September 7, 2006
Digest: A judge who has authored a work of fiction may mention his or her employment as a judge in the materials and activities undertaken in the promotion of the book, provided that this promotion does not exploit the judge’s judicial position.
Rule: 22 NYCRR 100.2(C); 100.3(B)(8); 100.4(B); Opinions 05-149; 99-145 (Vol. XVIII).
The inquiring full-time judge has written an illustrated work of fiction intended for children, which he/she is self-publishing through a company that is an affiliate of Amazon.com. A press release will be prepared, which normally includes biographical data. Moreover, the “author is expected to attend book signing gatherings and to participate in public discussions of the book.”

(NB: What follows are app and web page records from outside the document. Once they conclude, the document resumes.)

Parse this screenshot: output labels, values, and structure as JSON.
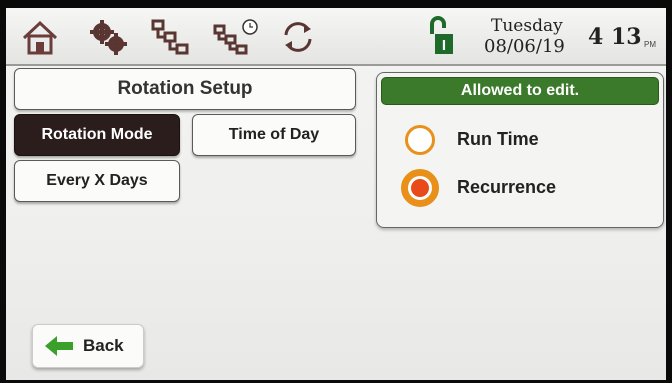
{
  "topbar": {
    "icons": [
      "home-icon",
      "settings-gears-icon",
      "flowchart-icon",
      "scheduled-flowchart-icon",
      "sync-icon"
    ],
    "status_icon": "ignition-lock-icon",
    "status_letter": "I",
    "day": "Tuesday",
    "date": "08/06/19",
    "time": "4 13",
    "ampm": "PM"
  },
  "setup": {
    "title": "Rotation Setup",
    "buttons": [
      {
        "label": "Rotation Mode",
        "selected": true
      },
      {
        "label": "Time of Day",
        "selected": false
      },
      {
        "label": "Every X Days",
        "selected": false
      }
    ]
  },
  "panel": {
    "header": "Allowed to edit.",
    "options": [
      {
        "label": "Run Time",
        "selected": false
      },
      {
        "label": "Recurrence",
        "selected": true
      }
    ]
  },
  "back": {
    "label": "Back"
  },
  "colors": {
    "accent": "#e8901a",
    "header_green": "#3a7a2a",
    "selected_btn": "#2a1d1c"
  }
}
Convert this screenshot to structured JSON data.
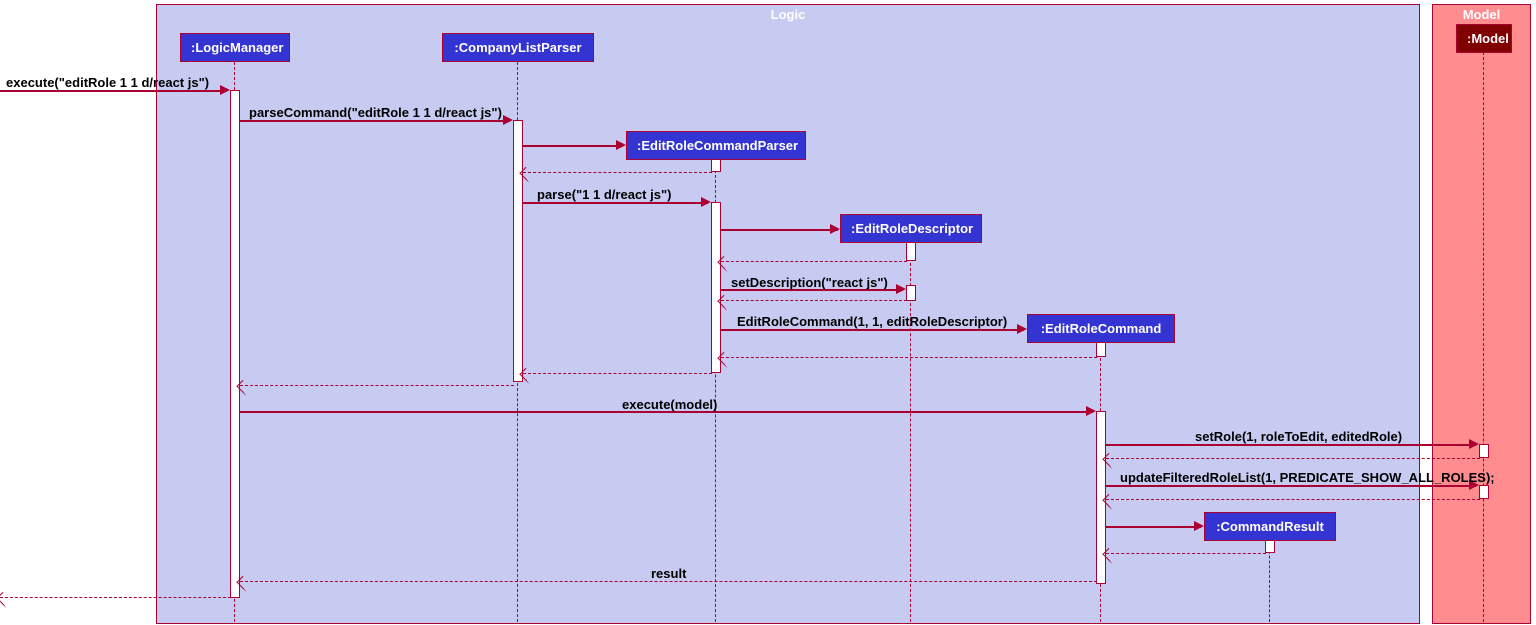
{
  "frames": {
    "logic": "Logic",
    "model": "Model"
  },
  "participants": {
    "logicManager": ":LogicManager",
    "companyListParser": ":CompanyListParser",
    "editRoleCommandParser": ":EditRoleCommandParser",
    "editRoleDescriptor": ":EditRoleDescriptor",
    "editRoleCommand": ":EditRoleCommand",
    "commandResult": ":CommandResult",
    "model": ":Model"
  },
  "messages": {
    "m1": "execute(\"editRole 1 1 d/react js\")",
    "m2": "parseCommand(\"editRole 1 1 d/react js\")",
    "m3": "parse(\"1 1 d/react js\")",
    "m4": "setDescription(\"react js\")",
    "m5": "EditRoleCommand(1, 1, editRoleDescriptor)",
    "m6": "execute(model)",
    "m7": "setRole(1, roleToEdit, editedRole)",
    "m8": "updateFilteredRoleList(1, PREDICATE_SHOW_ALL_ROLES);",
    "m9": "result"
  }
}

As noted by the judge, this Committee has previously concluded that it is ethically permissible for a judge to author a work of fiction and to publish it commercially, provided that the promotion of such work does not exploit the judge’s judicial position. 22 NYCRR 100.2(C); 100.4(B); Opinions 05-149; 99-145 (Vol. XVIII). Specifically, as provided in the Rules Governing Judicial Conduct, a judge “shall not lend the prestige of judicial office to advance the private interests of the judge or others.” 22 NYCRR 100.2(C).
In our opinion, the proposed promotional activities do not contravene section 100.2(C) of the Rules. Accordingly, (1) the company may mention the judge’s position as a judge in its press release; (2) the book cover may state that the author currently serves as a judge of a particular court; (3) the judge may participate in traditional book-signing gatherings and public discussions of the book; and (4) at such functions, in response to any questions, the judge may state what his or her employment is, but may not comment on any pending or impending cases. 22 NYCRR 100.3(B)(8).

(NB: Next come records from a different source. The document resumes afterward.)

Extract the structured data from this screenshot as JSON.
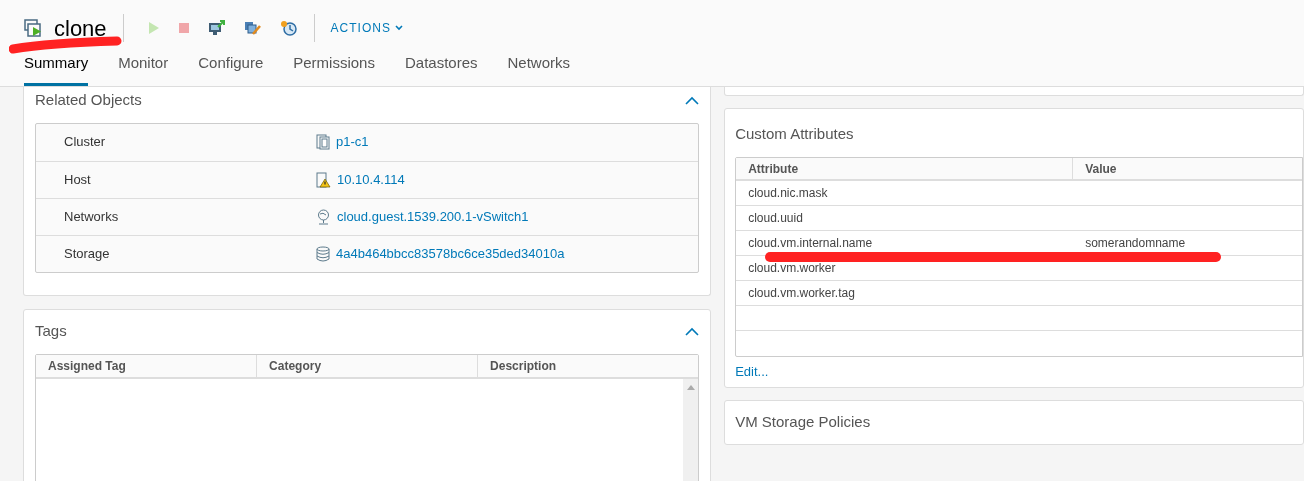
{
  "header": {
    "title": "clone",
    "actions_label": "ACTIONS"
  },
  "toolbar": [
    {
      "kind": "power-on",
      "disabled": true
    },
    {
      "kind": "power-off",
      "disabled": true
    },
    {
      "kind": "console",
      "disabled": false
    },
    {
      "kind": "edit",
      "disabled": false
    },
    {
      "kind": "snapshot",
      "disabled": false
    }
  ],
  "tabs": [
    {
      "label": "Summary",
      "selected": true
    },
    {
      "label": "Monitor",
      "selected": false
    },
    {
      "label": "Configure",
      "selected": false
    },
    {
      "label": "Permissions",
      "selected": false
    },
    {
      "label": "Datastores",
      "selected": false
    },
    {
      "label": "Networks",
      "selected": false
    }
  ],
  "related_objects": {
    "title": "Related Objects",
    "expanded": true,
    "rows": [
      {
        "label": "Cluster",
        "value": "p1-c1",
        "kind": "cluster"
      },
      {
        "label": "Host",
        "value": "10.10.4.114",
        "kind": "host-warning"
      },
      {
        "label": "Networks",
        "value": "cloud.guest.1539.200.1-vSwitch1",
        "kind": "network"
      },
      {
        "label": "Storage",
        "value": "4a4b464bbcc83578bc6ce35ded34010a",
        "kind": "datastore"
      }
    ]
  },
  "tags": {
    "title": "Tags",
    "expanded": true,
    "columns": [
      "Assigned Tag",
      "Category",
      "Description"
    ]
  },
  "custom_attributes": {
    "title": "Custom Attributes",
    "columns": [
      "Attribute",
      "Value"
    ],
    "rows": [
      {
        "attribute": "cloud.nic.mask"
      },
      {
        "attribute": "cloud.uuid"
      },
      {
        "attribute": "cloud.vm.internal.name",
        "value": "somerandomname"
      },
      {
        "attribute": "cloud.vm.worker"
      },
      {
        "attribute": "cloud.vm.worker.tag"
      }
    ],
    "edit_link": "Edit..."
  },
  "storage_policies": {
    "title": "VM Storage Policies"
  }
}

In short, a judge who is participating in a permissible extra-judicial activity is not required to hide his/her identity as a judge. Rather, he or she is merely required to refrain from using that identity to further his or her personal interests, or the interests of another. Disclosure of the facts of the judge’s status as a judge does not in this instance, and under the circumstances presented, constitute a misuse of judicial office, and thus there is no impropriety in engaging in the activities contemplated.